Inadequate or ineffective CAPAs have remained the number one problem whether the CAPAs are to address deficiencies identified during audits or internal sources. It not only bleeds the companies financially due to recurring quality problems but also saps the morale of the people.
Why have the companies not been able to address this? To look at the “costs” lets pick two major sources of CAPAs. The audits and the market complaints (consumers or patients).
Audit is a serious and time consuming activity. Irrespective of the size or the history of the auditee, the day they get notified about an audit, they start making preparations. Mostly small or big teams start working on looking at the potential sources of deficiencies and start plugging them or making justifications. The auditors also have to make preparations – reviewing data, history, and interviewing stakeholders. And that’s not all, during the field work there is lot hard work and intense discussions about the outcome.
Complaints. Every complaint is a potential reputation and business risk. Depending upon the seriousness of the complaint, companies respond to the various stakeholders and the complainant. Its sometimes like a fire fighting exercise the moment complaint is received, the more serious the complaint the bigger the initial fire fighting.
In both cases, lot of energy, time and resources are spent upto thus stage. In both cases, top management and senior managers are actively involved till this stage. But what happens next? The moment the audit is over or the initial fire, in case of the complaint, is doused, the next actions are left to assistants. Investigation and Root Cause Analysis for the deficiencies identified are left to juniors in the team, as the seniors get busy with “more important” routine tasks. CAPA finalisation also becomes their responsibility.
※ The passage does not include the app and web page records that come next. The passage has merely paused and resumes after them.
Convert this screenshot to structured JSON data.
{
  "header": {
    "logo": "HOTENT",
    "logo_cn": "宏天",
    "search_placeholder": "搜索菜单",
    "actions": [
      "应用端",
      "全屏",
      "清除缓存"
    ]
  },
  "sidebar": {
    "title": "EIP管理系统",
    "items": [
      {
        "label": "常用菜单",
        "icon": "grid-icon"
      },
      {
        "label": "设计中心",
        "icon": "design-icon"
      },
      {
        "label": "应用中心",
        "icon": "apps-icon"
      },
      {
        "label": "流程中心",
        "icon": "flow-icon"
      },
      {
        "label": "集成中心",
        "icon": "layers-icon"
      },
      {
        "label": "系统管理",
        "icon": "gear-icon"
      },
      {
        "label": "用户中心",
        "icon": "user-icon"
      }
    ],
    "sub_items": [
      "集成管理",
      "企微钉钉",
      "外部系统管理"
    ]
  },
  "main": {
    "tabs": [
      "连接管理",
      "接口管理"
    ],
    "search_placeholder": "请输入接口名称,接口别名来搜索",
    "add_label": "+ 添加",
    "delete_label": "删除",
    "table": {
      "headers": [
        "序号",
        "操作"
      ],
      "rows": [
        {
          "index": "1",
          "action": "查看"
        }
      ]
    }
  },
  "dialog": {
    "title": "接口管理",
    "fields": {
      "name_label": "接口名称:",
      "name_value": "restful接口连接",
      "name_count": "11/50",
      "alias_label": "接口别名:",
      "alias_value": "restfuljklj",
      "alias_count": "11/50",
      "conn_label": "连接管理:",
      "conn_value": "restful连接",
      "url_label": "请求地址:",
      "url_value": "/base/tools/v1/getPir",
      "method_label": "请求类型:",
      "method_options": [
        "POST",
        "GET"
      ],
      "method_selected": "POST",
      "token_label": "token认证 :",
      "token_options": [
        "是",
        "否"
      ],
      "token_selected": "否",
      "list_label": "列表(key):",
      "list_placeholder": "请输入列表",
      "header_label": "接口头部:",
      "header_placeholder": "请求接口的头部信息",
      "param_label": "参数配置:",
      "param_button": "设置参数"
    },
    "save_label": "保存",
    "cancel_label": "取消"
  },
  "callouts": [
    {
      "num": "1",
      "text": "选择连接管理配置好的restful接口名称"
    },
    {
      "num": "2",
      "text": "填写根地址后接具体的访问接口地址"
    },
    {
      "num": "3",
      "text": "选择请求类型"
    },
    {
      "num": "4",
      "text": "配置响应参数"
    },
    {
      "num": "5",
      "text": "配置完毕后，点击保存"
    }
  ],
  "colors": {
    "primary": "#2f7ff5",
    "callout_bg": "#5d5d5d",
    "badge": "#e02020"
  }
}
And sometimes when they approach the management for guidance or resources, do not get the expected response, they come out with poor quality investigation reports and so called root causes which result in equally poor quality CAPAs. This starts a vicious cycle.
Effective CAPA, by its definitions is expected not only to root out the deficiency identified but also strengthen related systems and theoretically any organisation, after 2-3 cycles of audits should have an effective and matured quality system in place and no repetitive complaints. In most cases, this is not the case.
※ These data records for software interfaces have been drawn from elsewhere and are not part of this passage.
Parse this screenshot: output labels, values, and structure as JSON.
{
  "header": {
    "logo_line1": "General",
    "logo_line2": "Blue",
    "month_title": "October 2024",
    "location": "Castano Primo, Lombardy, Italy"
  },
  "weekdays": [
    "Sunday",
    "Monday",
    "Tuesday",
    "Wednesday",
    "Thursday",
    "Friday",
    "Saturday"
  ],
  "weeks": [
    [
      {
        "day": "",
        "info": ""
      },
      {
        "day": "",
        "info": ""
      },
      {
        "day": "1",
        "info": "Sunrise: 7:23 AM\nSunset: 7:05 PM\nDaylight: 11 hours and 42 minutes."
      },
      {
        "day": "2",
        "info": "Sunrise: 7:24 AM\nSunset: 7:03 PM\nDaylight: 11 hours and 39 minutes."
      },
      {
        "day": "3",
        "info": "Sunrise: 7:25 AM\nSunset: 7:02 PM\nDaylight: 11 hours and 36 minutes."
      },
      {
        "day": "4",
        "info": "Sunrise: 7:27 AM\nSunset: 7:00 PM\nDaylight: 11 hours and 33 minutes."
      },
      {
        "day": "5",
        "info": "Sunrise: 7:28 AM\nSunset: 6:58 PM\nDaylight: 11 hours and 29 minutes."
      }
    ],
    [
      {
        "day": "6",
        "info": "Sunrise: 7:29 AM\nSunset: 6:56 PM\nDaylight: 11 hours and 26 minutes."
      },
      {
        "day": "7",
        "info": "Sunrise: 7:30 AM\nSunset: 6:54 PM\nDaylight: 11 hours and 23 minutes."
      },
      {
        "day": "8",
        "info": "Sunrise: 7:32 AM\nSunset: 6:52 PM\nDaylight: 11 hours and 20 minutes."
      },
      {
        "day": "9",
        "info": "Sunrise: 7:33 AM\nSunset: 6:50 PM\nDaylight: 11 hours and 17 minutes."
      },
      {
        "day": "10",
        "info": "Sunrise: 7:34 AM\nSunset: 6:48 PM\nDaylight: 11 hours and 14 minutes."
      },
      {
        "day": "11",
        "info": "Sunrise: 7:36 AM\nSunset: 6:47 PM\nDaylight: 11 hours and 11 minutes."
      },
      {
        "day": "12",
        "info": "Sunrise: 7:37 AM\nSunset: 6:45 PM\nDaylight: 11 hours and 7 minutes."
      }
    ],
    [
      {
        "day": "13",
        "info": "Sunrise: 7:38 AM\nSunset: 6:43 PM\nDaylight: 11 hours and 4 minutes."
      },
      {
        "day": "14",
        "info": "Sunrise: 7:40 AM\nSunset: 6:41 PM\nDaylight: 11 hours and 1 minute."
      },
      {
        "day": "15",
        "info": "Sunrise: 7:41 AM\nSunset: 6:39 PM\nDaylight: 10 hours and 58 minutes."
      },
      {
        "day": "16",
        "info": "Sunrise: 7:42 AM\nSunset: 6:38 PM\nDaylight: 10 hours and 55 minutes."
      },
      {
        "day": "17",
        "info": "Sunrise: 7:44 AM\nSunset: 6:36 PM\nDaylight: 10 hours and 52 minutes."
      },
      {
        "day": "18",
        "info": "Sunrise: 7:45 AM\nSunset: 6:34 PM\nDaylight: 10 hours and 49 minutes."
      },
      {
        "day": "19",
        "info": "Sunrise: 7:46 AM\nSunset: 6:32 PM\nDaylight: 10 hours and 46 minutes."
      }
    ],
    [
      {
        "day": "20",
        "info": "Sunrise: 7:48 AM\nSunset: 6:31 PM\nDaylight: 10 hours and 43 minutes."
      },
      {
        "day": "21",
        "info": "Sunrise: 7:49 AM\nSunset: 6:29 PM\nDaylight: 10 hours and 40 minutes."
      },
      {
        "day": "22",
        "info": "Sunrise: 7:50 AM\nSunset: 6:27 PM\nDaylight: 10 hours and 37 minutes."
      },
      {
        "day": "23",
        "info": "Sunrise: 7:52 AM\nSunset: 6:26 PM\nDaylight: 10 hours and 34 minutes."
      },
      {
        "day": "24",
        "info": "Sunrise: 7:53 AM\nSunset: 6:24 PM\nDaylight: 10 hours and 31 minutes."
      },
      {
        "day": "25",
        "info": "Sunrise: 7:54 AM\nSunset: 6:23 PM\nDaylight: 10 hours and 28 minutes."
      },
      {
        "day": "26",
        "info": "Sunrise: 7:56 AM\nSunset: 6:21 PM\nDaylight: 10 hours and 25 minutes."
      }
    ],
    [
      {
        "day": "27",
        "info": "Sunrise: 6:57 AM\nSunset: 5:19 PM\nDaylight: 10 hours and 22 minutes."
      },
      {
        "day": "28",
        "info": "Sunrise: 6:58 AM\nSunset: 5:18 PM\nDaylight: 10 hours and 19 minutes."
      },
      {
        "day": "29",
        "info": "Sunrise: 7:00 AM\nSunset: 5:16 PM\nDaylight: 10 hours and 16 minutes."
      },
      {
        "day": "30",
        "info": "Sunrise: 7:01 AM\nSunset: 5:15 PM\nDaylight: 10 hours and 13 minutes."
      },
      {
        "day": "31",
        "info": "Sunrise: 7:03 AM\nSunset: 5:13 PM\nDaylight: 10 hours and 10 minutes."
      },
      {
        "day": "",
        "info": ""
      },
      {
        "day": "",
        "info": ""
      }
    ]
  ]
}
But is it so difficult to come out of this cycle? Not really. All said and done, after the hectic activity before and during audit people show signs of fatigue. So the junior members of the same team which worked during the audit or the initial fire fighting for the complaint should not be made to work on the next steps. There should be a smaller but separate team of people with requisite resources and authority to carry out the investigations, come up with CAPA, and ensure their implementation and effectiveness check. Additional costs? Yes, but only initially. Over a period of time, the overall costs will come down and quality improve. Try it.
One of the most often cited finding in audits (FDA and others) is related to documentation: it can be related to the SOPs or the quality records – with top focus on data integrity these days. While some of the data integrity issues particularly involving electronic data require expert help, companies can easily get rid of most of other issues related to SOPs and quality records.
For SOPs, all you need to do is follow the basics, do what you write and write what you do. Check that it is so, and revise if required.
For quality records, design the recording formats carefully and ensure that reviews happen with due diligence. An important reason for data related issues is lack of the review.
And yes, every documentation problem is not a data integrity issue.
Lets get it right.
Every company has a training program, and some form of training effectiveness assessment. Still, If a thorough root cause analysis is performed for the audit findings, quality incidents or other issues, training will emerge as an important reason
I reviewed training in a large number of companies during the last 15 years as auditor and earlier. Barring few exceptions, the training(s) are performed more as a “tick in the box activity”.
A large number of SOPs are “Read & Understood” on a single day! Some of them running into 50 or even more pages! Induction training or the periodic refresher training. Not just the system related, even the site specific SOPs.
And then the questionnaires for assessment of the effectiveness of the training. A large number of the questions so simple and generic that any person with basic qualification & some experience for the role could answer without even opening the SOP. Assess what ?
We will continue to have recurring quality problems, till we continue with this “tick in the box” approach. We need to change it, make it more topic specific. And re-assess the assessment methodology.
Start today. Start Slow. But remain steady. The results will surprise you.
Used to rollover benches in the change rooms, I was surprised when I entered the change room of a factory in Japan manufacturing sterile products. No rollover benches. Knowing that I was in Japan, I steadied and prevented myself from making any comment or non-verbal gesture. That paid, what they were doing was more effective than a rollover bench. It is in their culture. Not to take street shoes inside any place. In fact there are rituals attached. No ‘evidence’ that their change rooms were not meeting the GMP requirements. In fact better as no monitoring or supervision was required.
Or their unique individual stamp “Hanko”. Whereas companies worldwide are struggling to train their employees on Data Integrity, Hanko ensures “Attribuable” –the first A of ALCOA. Culture again. And it’s not for nothing that Japanese Quality concepts are taught across the world. And for good.
The point is that each country, each society each region has a culture of its own. Why not link some of the GMP practices to the local cultural values? Social value system? Or traditions?
It will reduce the efforts required to implement GMP and achieve compliance a bit easy.